Facepunch Studios’ Garry Newman (developers of Rust) posted in a tweet that 329,970 units of early access game Rust had been refunded, the total amount in refunds being $4.3 million.
In a response to other Twitter account claiming that the developers of Rust were terrible, Newman responded that sometimes it’s hard to work out the bugs in the engine they are using to create the game.
“We’re not terrible programmers, but sometimes we can’t even comprehend how certain Unity bugs could possibly happen,” said Newman in another tweet.
While $4.3 million in funds may seem bad, the game has sold over 5 million copies worldwide, according to the Rust official website.
Also, Rust has around 140,275 very positive reviews overall and around 3,963 mostly positive reviews on Steam, so the refunds don’t seem to be putting a very big dent into the money that Rust has made so far.
Rust was released as an early access game in December of 2013 and is still in early access.
“We are in very early development.
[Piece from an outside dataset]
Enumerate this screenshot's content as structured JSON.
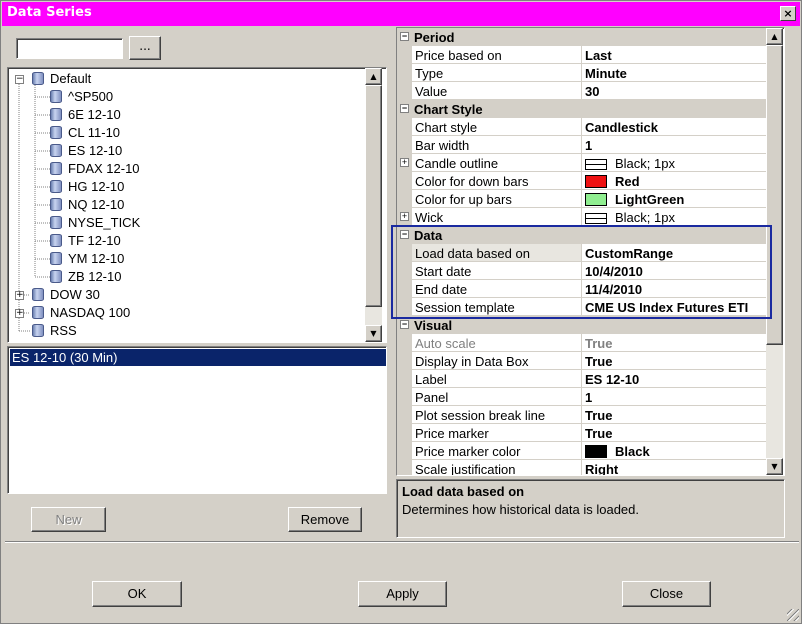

Some things work, some things don’t. We haven’t totally decided where the game is headed – so things will change. Things will change a lot. We might even make changes that you think are wrong. But we have a plan. It’s in our interest to make the game awesome – so please trust us,” said the developers in the Early Access Game section of its Steam page.
This, at least, gives people who want to play Rust a warning that the game may not be perfect now and that they will still be working out the bugs throughout development.
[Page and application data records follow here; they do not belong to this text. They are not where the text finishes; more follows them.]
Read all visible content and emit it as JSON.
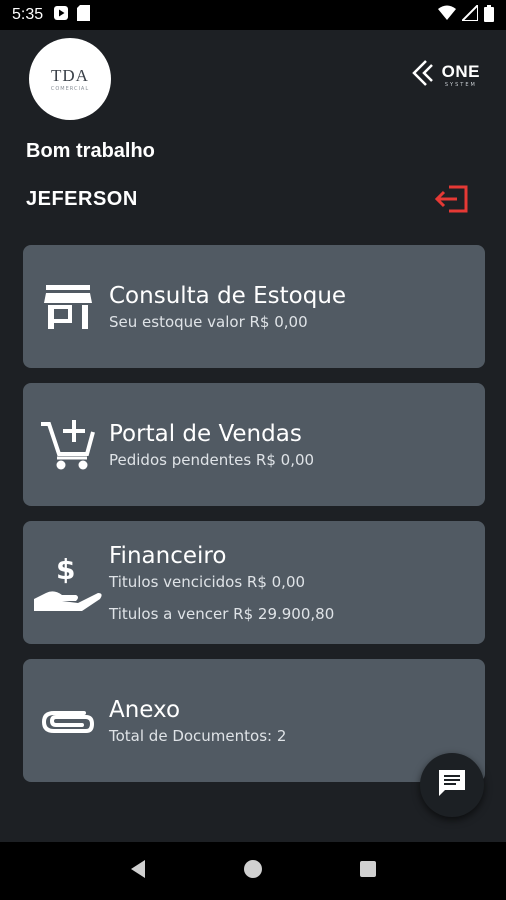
{
  "status_bar": {
    "time": "5:35",
    "icons_left": [
      "media-play-icon",
      "sd-card-icon"
    ],
    "icons_right": [
      "wifi-icon",
      "signal-icon",
      "battery-icon"
    ]
  },
  "header": {
    "logo_text": "TDA",
    "logo_subtext": "COMERCIAL",
    "brand_name": "ONE",
    "brand_sub": "SYSTEM",
    "greeting": "Bom trabalho",
    "username": "JEFERSON"
  },
  "cards": [
    {
      "title": "Consulta de Estoque",
      "subtitle": "Seu estoque valor R$ 0,00",
      "icon": "store-icon"
    },
    {
      "title": "Portal de Vendas",
      "subtitle": "Pedidos  pendentes R$ 0,00",
      "icon": "add-cart-icon"
    },
    {
      "title": "Financeiro",
      "subtitle": "Titulos vencicidos R$ 0,00",
      "subtitle2": "Titulos a vencer R$ 29.900,80",
      "icon": "money-hand-icon"
    },
    {
      "title": "Anexo",
      "subtitle": "Total de Documentos: 2",
      "icon": "paperclip-icon"
    }
  ],
  "colors": {
    "background": "#1d2024",
    "card": "#515a63",
    "logout": "#e53935",
    "text": "#ffffff"
  }
}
Facepunch Studios has also given a weekly Devblog that shows all the little details that have been changed in the game and Community Updates that gives the developers an opportunity to show what the community has made, whether it’s videos or fanart.
In Rust, your character is forced to survive amongst possibly 300 other players on the same server to find weapons, hunt for food (whether that be animals or people), and set up a shelter for yourself as you’re braced to fight others. The forces of nature are brutal, and radiation, starvation, freezing, falling animals, and other players will all try to kill you.
The game is in the sandbox genre, so players have the ability to create their own bases as big and powerful or as small and hidden as possible. Also, Rust gives players the ability to paint pictures in-game; some of these are presented in the weekly Community Update.
One rather interesting game mechanic is that Rust chooses your character’s race and gender, which could possibly change the way you decide to play the game or you would continue on as normal. Newman commented that this system would make players more identifiable from one another and create a unique social situation for players in an op-ed for The Guardian. More information on Rust on can be found Rust‘ official website.
It doesn’t seem like the $4.3 million in refunds will be stopping Rust from growing in popularity anytime soon. When asked what most of the complaints about the Rust refunds were, Newman said that they were “Not fun followed by bad performance – which is pretty fair I think,” in a reply to his tweet on the refunds. These refunds don’t seem to be fazing the Rust team too much.
As of right now, Rust doesn’t seem to have a release date, but if you want to buy the early access version of the game it is available on Steam for $9.99 (original price is $19.99, but it’s the Steam Summer Sale at the time of writing).
Featured image via Wikimedia Commons.